Eugenides uses a deft, if well worn, third-person omniscient and an ingenious narrative structure to propel readers through The Marriage Plot. The narration focalizes through Madeleine, Mitchell, or Leonard in each act, and fans out from graduation day to cover college and the years immediately after. Its serious, intimate tone forsakes the darkly humorous Virgin Suicides and jaunty Middlesex, though Eugenides occasionally pokes fun at the intellectual world:
The boys at college seemed either incredibly immature or prematurely middle-aged, bearded like therapists, warming brandy snifters over candles while listening to Coltrane’s A Love Supreme.
Eugenides is currently working on a movie adaptation of the novel with Scott Rudin, producer of “No Country for Old Men,” “The Social Network,” and “There Will Be Blood”. Tentatively scheduled for 2015 release, The Marriage Plot will be the second film inspired by Eugenides’ work, joining Sophia Coppola’s 1999 adaptation of The Virgin Suicides.
The mustachioed man is also writing a collection of short stories. A handful of them have been published in The New Yorker, including “Great Experiment,” in which a failing Chicago editor working on a distillation of de Tocqueville’s “Democracy in America” conspires to embezzle money from his libertarian, porn-producing boss with the help of a “pale, perspirey” accountant. Five months ago, the author told Salon.com, “I have a few more to complete the collection, which will be a very mixed bag of stories, quite different, not all arranged around a certain theme.”
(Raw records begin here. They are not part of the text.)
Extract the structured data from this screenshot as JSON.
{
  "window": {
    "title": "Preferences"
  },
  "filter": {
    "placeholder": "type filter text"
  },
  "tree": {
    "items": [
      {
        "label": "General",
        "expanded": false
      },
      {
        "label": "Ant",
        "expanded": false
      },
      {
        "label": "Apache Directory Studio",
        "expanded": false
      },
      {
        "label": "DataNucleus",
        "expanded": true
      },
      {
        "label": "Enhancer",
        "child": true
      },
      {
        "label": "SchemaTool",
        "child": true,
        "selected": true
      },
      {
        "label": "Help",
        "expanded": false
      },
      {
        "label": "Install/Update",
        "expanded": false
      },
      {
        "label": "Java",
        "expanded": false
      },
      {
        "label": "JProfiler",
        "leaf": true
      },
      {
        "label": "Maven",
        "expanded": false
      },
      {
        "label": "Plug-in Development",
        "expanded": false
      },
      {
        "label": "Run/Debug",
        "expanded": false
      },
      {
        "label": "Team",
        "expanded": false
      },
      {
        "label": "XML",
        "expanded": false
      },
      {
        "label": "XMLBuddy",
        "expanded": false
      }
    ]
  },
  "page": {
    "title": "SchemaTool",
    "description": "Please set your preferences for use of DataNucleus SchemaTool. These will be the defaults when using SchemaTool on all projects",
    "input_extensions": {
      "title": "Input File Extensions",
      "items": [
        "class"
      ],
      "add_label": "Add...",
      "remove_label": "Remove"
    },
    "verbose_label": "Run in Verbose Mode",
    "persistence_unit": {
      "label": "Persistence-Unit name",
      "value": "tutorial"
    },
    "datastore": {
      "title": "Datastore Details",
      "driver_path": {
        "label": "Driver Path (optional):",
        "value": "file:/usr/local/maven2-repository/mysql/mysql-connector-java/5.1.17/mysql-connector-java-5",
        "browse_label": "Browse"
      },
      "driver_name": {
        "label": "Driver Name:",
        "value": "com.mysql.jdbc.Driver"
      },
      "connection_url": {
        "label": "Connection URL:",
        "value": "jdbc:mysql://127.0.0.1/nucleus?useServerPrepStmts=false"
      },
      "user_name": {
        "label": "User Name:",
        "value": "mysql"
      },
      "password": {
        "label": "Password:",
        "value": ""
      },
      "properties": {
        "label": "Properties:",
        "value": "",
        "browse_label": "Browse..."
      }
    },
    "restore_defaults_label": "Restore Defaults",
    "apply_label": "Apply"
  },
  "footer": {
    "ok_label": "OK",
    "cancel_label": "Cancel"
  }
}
Jeffrey Eugenides returns to his California alma mater on Monday night. What he will pull from his mixed bag is anyone’s guess.